The crowd.

The crowd.

It was a lovely evening of music and art. Concert series like Strings and Wood truly have a magical way of bringing a community together where music lovers and musicians alike enjoy and respect each other’s company in art. Among the large venues and high-brow artists that come through Denver and Boulder, it’s refreshing to see a uniquely curated, intimate concert with up and coming artists as they cultivate their art and share it with the most respectful of spectators. Acknowledging these spectators, Anna turned to the crowd in the garden Tuesday night and said, “You guys should teach lessons in listening.”

If you’d like to see the last Strings and Wood concert series before it moves out to Portland, Oregon, you can check out The Backyard Shindig on July 28th and 29th presented by Strings and Wood and Mountain to Sound alongside The UMS in one of the neighborhoods in Denver on Broadway, where the UMS takes over.

-Mirna

All photos per Art Heffron & Skye Hughes. All videos and embedded tracks per the artist featured and those credited. This feature was edited for brevity and clarity by BolderBeat. 

Review: Steady Dreamin' with Sam Rae's 'Bring Us To New Islands'

By: Jura Daubenspeck

Dive into the sweet, moody sounds of Denver’s soul-folk artist Sam Rae. She’s about to drop her new album Bring Us To New Islands this Friday, April 21st and, oh yes, it’s just what the doctor ordered.

Sam Rae. Photo Credit:  Art Heffron

Sam Rae. Photo Credit: Art Heffron

Performing on the cello for nearly 17 years and composing for six years, this Midwest native has made waves with her eccentric, euphoric, and explorative music. She’s traveled throughout the country touring and accompanying folk artists artists like Gregory Alan Isakov, Brandi Carlile, and pop duo The Posiesyet she’s established her own sonic blend of looped cello, dreamy vocals, and folk/electric guitar.

Sam Rae’s 2014 album Stories from the Marrow left much to be anticipated for future releases, and Bring Us To New Islands has definitely delivered. It is a bewitching 8-track album that is just as sensual as it is disembodied. With songs like “The Let Go” and “Dragons,” Sam Rae’s music bares resemblance to the visual qualities of a Miyazaki film, while others like “Don’t Forget The Spaceship” have a slightly heavier cello and electric guitar-influenced sound. With constant incorporation of cooing vocals and rhythmic looping, Bring Us To New Islands is a meal that can be sampled one morsel at a time, but is best served whole. With each song comes a new energy shift that will float you on to your happy place, in whatever realm it may be in.

It’s time to harness the power of badass women like Sam Rae and join her on her exploration of music as a universal language. Check out her shadowy music video for “It’s Alright, It’s OK” here:

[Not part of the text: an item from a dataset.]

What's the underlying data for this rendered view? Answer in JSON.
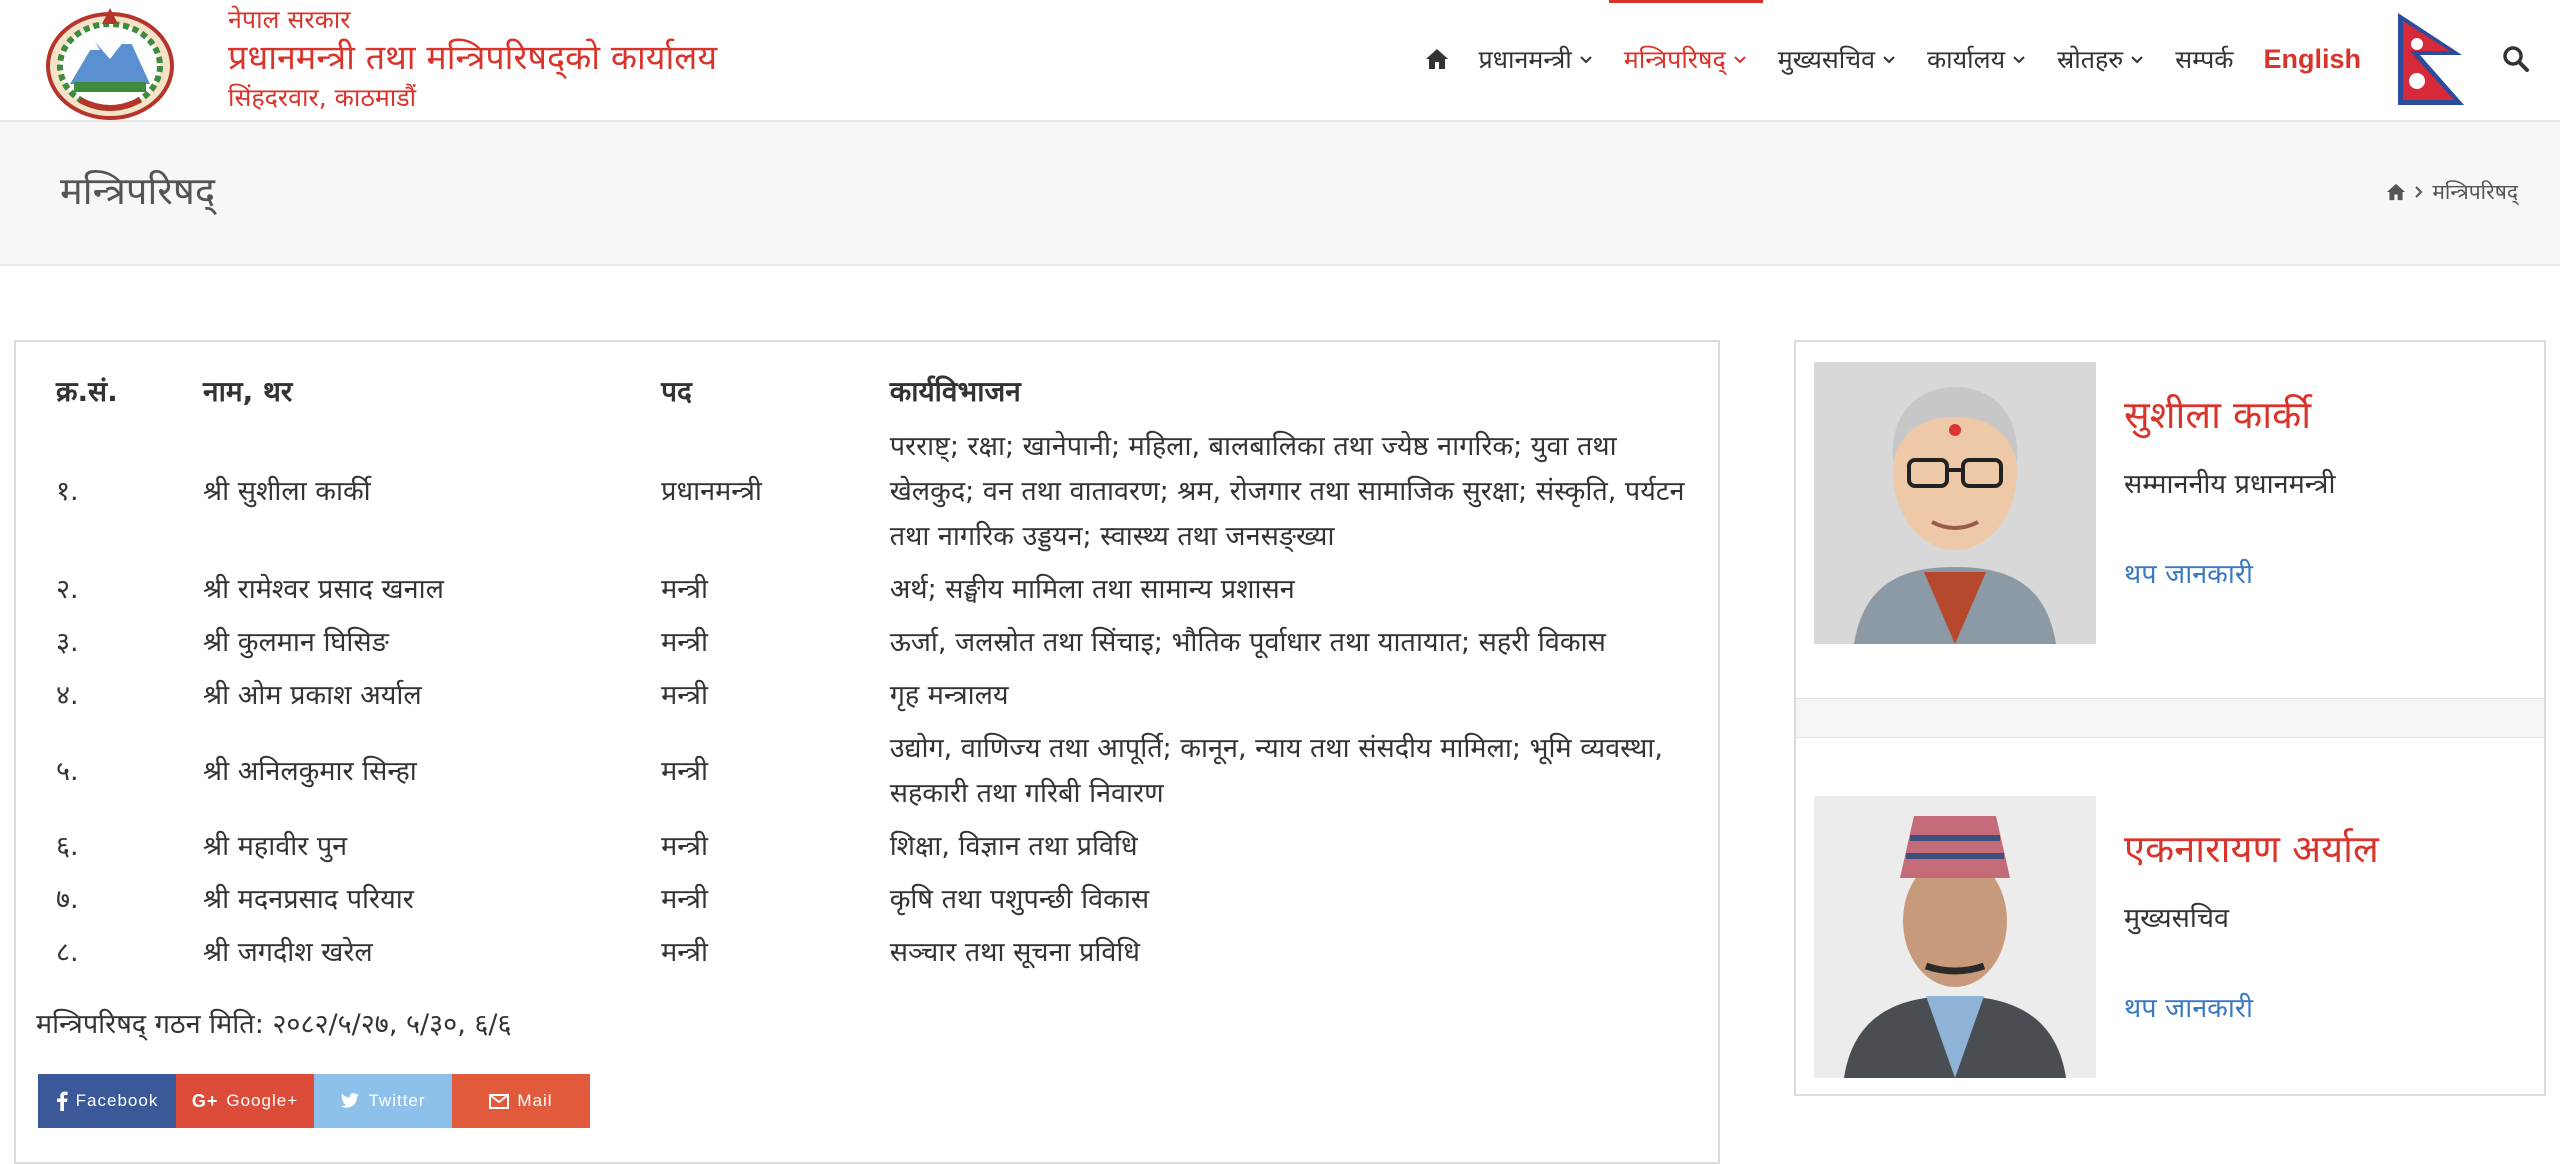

Connect with Sam Rae on Facebook and Soundcloud and be sure to give her new album Bring Us To New Islands a prompt listen when it’s released this Friday on all music platforms. The album will be a precursor to her upcoming spring tour, so keep your eyes and ears peeled.

-Jura

All photos, videos, and embedded tracks per the artist featured and those credited. This feature was edited for brevity and clarity by BolderBeat.